I had no clue what I was in for when my class ordered the tapas sampler for our entire party, but once the plates came to the table, I instantly realized what all the fuss was about.

I ended up trying tons of foods that I wouldn't normally have gotten the chance to try at home or in my dining hall: torta española (think: Spanish quiche, but with potatoes), shishito peppers, patatas bravas–and it was all amazing. I actually think the goat cheese might have been my favorite (who knew?).

If you had asked me in January, June, or even the week before the election (when I went to another amazing Spanish restaurant, Mesón Sevilla) what eating Spanish food meant to me, I probably would have answered in short, stock phrases:

"Yeah, it was pretty good."

"It was a great excuse to get off-campus."

"Damn, I wish I was legal so I could have ordered a sangria."

But I really believe that food is instrumental in bringing groups of people together, and honestly, this country needs to come together now more than ever. So, as silly as it might sound, going out to one tiny tapas restaurant in America's most foodie city gave me a new hope after this month's political turmoil.

With this outing, I was able to eat food that I had never gotten the chance to try in my tiny, Massachusetts town. Cross-cultural experiences don't always happen to kids like me every day, kids who come from towns where it seems like everyone is the same.

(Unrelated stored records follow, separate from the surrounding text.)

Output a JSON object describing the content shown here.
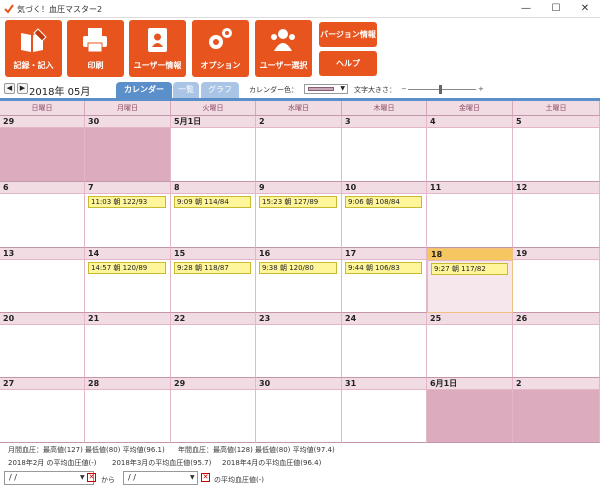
{
  "window": {
    "title": "気づく！血圧マスター2",
    "minimize": "—",
    "maximize": "☐",
    "close": "✕"
  },
  "toolbar": {
    "record": "記録・記入",
    "print": "印刷",
    "user_info": "ユーザー情報",
    "options": "オプション",
    "user_select": "ユーザー選択",
    "version": "バージョン情報",
    "help": "ヘルプ"
  },
  "nav": {
    "prev": "◀",
    "next": "▶",
    "month": "2018年 05月",
    "tabs": [
      "カレンダー",
      "一覧",
      "グラフ"
    ],
    "calendar_color_label": "カレンダー色：",
    "font_size_label": "文字大きさ：",
    "minus": "−",
    "plus": "+"
  },
  "weekdays": [
    "日曜日",
    "月曜日",
    "火曜日",
    "水曜日",
    "木曜日",
    "金曜日",
    "土曜日"
  ],
  "weeks": [
    [
      {
        "d": "29",
        "grey": true
      },
      {
        "d": "30",
        "grey": true
      },
      {
        "d": "5月1日"
      },
      {
        "d": "2"
      },
      {
        "d": "3"
      },
      {
        "d": "4"
      },
      {
        "d": "5"
      }
    ],
    [
      {
        "d": "6"
      },
      {
        "d": "7",
        "e": "11:03 朝 122/93"
      },
      {
        "d": "8",
        "e": "9:09 朝 114/84"
      },
      {
        "d": "9",
        "e": "15:23 朝 127/89"
      },
      {
        "d": "10",
        "e": "9:06 朝 108/84"
      },
      {
        "d": "11"
      },
      {
        "d": "12"
      }
    ],
    [
      {
        "d": "13"
      },
      {
        "d": "14",
        "e": "14:57 朝 120/89"
      },
      {
        "d": "15",
        "e": "9:28 朝 118/87"
      },
      {
        "d": "16",
        "e": "9:38 朝 120/80"
      },
      {
        "d": "17",
        "e": "9:44 朝 106/83"
      },
      {
        "d": "18",
        "e": "9:27 朝 117/82",
        "today": true
      },
      {
        "d": "19"
      }
    ],
    [
      {
        "d": "20"
      },
      {
        "d": "21"
      },
      {
        "d": "22"
      },
      {
        "d": "23"
      },
      {
        "d": "24"
      },
      {
        "d": "25"
      },
      {
        "d": "26"
      }
    ],
    [
      {
        "d": "27"
      },
      {
        "d": "28"
      },
      {
        "d": "29"
      },
      {
        "d": "30"
      },
      {
        "d": "31"
      },
      {
        "d": "6月1日",
        "grey": true
      },
      {
        "d": "2",
        "grey": true
      }
    ]
  ],
  "footer": {
    "monthly": "月間血圧：最高値(127) 最低値(80) 平均値(96.1)",
    "yearly": "年間血圧：最高値(128) 最低値(80) 平均値(97.4)",
    "avg_feb": "2018年2月 の平均血圧値(-)",
    "avg_mar": "2018年3月の平均血圧値(95.7)",
    "avg_apr": "2018年4月の平均血圧値(96.4)",
    "from_date": " /  / ",
    "from_label": "から",
    "to_date": " /  / ",
    "to_label": "の平均血圧値(-)",
    "clear": "✕"
  }
}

So, will tapas save the future of democracy in our country? Jury is still out on that one. But can they provide hope that greater cultural inclusion and fewer prejudices are in America's future? Claro que sí.